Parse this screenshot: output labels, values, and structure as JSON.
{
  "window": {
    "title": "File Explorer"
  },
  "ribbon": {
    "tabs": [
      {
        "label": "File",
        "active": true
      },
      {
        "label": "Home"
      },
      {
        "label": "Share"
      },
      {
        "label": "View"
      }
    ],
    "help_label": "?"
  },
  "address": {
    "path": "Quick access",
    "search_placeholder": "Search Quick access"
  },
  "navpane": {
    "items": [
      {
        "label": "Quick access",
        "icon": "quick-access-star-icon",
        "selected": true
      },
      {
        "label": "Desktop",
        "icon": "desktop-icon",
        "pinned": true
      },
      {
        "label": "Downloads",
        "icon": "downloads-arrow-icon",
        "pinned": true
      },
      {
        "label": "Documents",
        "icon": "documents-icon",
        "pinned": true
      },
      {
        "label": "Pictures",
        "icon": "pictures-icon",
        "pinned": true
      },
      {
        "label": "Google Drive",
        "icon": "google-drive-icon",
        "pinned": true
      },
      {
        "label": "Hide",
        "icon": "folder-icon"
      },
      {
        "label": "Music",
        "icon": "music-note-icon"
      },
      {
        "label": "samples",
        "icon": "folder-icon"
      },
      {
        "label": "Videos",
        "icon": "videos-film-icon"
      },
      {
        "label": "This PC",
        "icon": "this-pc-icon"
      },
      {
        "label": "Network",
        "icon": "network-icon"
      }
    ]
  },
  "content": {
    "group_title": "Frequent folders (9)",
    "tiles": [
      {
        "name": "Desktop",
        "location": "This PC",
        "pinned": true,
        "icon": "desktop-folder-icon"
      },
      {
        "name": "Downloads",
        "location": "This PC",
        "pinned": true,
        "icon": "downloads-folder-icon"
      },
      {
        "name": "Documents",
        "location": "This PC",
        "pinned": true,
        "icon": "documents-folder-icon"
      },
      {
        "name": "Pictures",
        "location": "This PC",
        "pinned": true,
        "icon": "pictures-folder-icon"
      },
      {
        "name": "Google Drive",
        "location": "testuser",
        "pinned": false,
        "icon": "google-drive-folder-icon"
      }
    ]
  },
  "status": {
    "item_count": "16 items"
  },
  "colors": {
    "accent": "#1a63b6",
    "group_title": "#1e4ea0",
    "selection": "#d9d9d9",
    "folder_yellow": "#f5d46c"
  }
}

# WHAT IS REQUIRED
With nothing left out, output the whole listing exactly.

# OUTPUT OF THE TASK
Parse this screenshot: output labels, values, and structure as JSON.
{
  "window": {
    "title": "File Explorer"
  },
  "ribbon": {
    "tabs": [
      {
        "label": "File",
        "active": true
      },
      {
        "label": "Home"
      },
      {
        "label": "Share"
      },
      {
        "label": "View"
      }
    ],
    "help_label": "?"
  },
  "address": {
    "path": "Quick access",
    "search_placeholder": "Search Quick access"
  },
  "navpane": {
    "items": [
      {
        "label": "Quick access",
        "icon": "quick-access-star-icon",
        "selected": true
      },
      {
        "label": "Desktop",
        "icon": "desktop-icon",
        "pinned": true
      },
      {
        "label": "Downloads",
        "icon": "downloads-arrow-icon",
        "pinned": true
      },
      {
        "label": "Documents",
        "icon": "documents-icon",
        "pinned": true
      },
      {
        "label": "Pictures",
        "icon": "pictures-icon",
        "pinned": true
      },
      {
        "label": "Google Drive",
        "icon": "google-drive-icon",
        "pinned": true
      },
      {
        "label": "Hide",
        "icon": "folder-icon"
      },
      {
        "label": "Music",
        "icon": "music-note-icon"
      },
      {
        "label": "samples",
        "icon": "folder-icon"
      },
      {
        "label": "Videos",
        "icon": "videos-film-icon"
      },
      {
        "label": "This PC",
        "icon": "this-pc-icon"
      },
      {
        "label": "Network",
        "icon": "network-icon"
      }
    ]
  },
  "content": {
    "group_title": "Frequent folders (9)",
    "tiles": [
      {
        "name": "Desktop",
        "location": "This PC",
        "pinned": true,
        "icon": "desktop-folder-icon"
      },
      {
        "name": "Downloads",
        "location": "This PC",
        "pinned": true,
        "icon": "downloads-folder-icon"
      },
      {
        "name": "Documents",
        "location": "This PC",
        "pinned": true,
        "icon": "documents-folder-icon"
      },
      {
        "name": "Pictures",
        "location": "This PC",
        "pinned": true,
        "icon": "pictures-folder-icon"
      },
      {
        "name": "Google Drive",
        "location": "testuser",
        "pinned": false,
        "icon": "google-drive-folder-icon"
      }
    ]
  },
  "status": {
    "item_count": "16 items"
  },
  "colors": {
    "accent": "#1a63b6",
    "group_title": "#1e4ea0",
    "selection": "#d9d9d9",
    "folder_yellow": "#f5d46c"
  }
}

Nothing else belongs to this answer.